**Entries shown**
---

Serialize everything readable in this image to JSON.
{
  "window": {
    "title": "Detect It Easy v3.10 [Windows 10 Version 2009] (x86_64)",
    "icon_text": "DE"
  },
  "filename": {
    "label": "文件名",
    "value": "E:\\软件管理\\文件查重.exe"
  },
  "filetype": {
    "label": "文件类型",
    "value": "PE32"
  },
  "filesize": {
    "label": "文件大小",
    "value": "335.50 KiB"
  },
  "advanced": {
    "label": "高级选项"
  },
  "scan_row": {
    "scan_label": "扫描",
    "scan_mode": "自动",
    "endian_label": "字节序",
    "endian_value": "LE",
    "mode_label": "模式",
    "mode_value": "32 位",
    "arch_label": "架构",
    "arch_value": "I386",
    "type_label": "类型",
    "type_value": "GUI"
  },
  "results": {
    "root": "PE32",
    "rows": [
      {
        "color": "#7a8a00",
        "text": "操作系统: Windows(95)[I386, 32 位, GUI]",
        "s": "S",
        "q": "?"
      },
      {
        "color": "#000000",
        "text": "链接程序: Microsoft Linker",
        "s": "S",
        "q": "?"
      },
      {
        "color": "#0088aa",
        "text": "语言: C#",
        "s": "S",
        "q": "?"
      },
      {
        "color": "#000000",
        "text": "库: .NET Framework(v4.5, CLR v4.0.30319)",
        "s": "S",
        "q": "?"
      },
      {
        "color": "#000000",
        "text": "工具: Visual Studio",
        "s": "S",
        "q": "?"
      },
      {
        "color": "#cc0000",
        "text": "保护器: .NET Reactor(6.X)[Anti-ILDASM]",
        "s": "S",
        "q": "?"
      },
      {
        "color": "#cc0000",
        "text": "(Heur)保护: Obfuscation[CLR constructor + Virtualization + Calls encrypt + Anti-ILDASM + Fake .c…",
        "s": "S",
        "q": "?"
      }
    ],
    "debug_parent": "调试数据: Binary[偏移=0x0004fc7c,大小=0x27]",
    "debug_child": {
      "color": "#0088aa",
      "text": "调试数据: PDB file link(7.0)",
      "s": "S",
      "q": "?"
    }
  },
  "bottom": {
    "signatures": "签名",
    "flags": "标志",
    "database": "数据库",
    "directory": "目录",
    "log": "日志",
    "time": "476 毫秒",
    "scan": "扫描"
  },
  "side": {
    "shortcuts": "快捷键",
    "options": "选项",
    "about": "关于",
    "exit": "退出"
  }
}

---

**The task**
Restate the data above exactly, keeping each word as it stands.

**Solution to this task**
Serialize everything readable in this image to JSON.
{
  "window": {
    "title": "Detect It Easy v3.10 [Windows 10 Version 2009] (x86_64)",
    "icon_text": "DE"
  },
  "filename": {
    "label": "文件名",
    "value": "E:\\软件管理\\文件查重.exe"
  },
  "filetype": {
    "label": "文件类型",
    "value": "PE32"
  },
  "filesize": {
    "label": "文件大小",
    "value": "335.50 KiB"
  },
  "advanced": {
    "label": "高级选项"
  },
  "scan_row": {
    "scan_label": "扫描",
    "scan_mode": "自动",
    "endian_label": "字节序",
    "endian_value": "LE",
    "mode_label": "模式",
    "mode_value": "32 位",
    "arch_label": "架构",
    "arch_value": "I386",
    "type_label": "类型",
    "type_value": "GUI"
  },
  "results": {
    "root": "PE32",
    "rows": [
      {
        "color": "#7a8a00",
        "text": "操作系统: Windows(95)[I386, 32 位, GUI]",
        "s": "S",
        "q": "?"
      },
      {
        "color": "#000000",
        "text": "链接程序: Microsoft Linker",
        "s": "S",
        "q": "?"
      },
      {
        "color": "#0088aa",
        "text": "语言: C#",
        "s": "S",
        "q": "?"
      },
      {
        "color": "#000000",
        "text": "库: .NET Framework(v4.5, CLR v4.0.30319)",
        "s": "S",
        "q": "?"
      },
      {
        "color": "#000000",
        "text": "工具: Visual Studio",
        "s": "S",
        "q": "?"
      },
      {
        "color": "#cc0000",
        "text": "保护器: .NET Reactor(6.X)[Anti-ILDASM]",
        "s": "S",
        "q": "?"
      },
      {
        "color": "#cc0000",
        "text": "(Heur)保护: Obfuscation[CLR constructor + Virtualization + Calls encrypt + Anti-ILDASM + Fake .c…",
        "s": "S",
        "q": "?"
      }
    ],
    "debug_parent": "调试数据: Binary[偏移=0x0004fc7c,大小=0x27]",
    "debug_child": {
      "color": "#0088aa",
      "text": "调试数据: PDB file link(7.0)",
      "s": "S",
      "q": "?"
    }
  },
  "bottom": {
    "signatures": "签名",
    "flags": "标志",
    "database": "数据库",
    "directory": "目录",
    "log": "日志",
    "time": "476 毫秒",
    "scan": "扫描"
  },
  "side": {
    "shortcuts": "快捷键",
    "options": "选项",
    "about": "关于",
    "exit": "退出"
  }
}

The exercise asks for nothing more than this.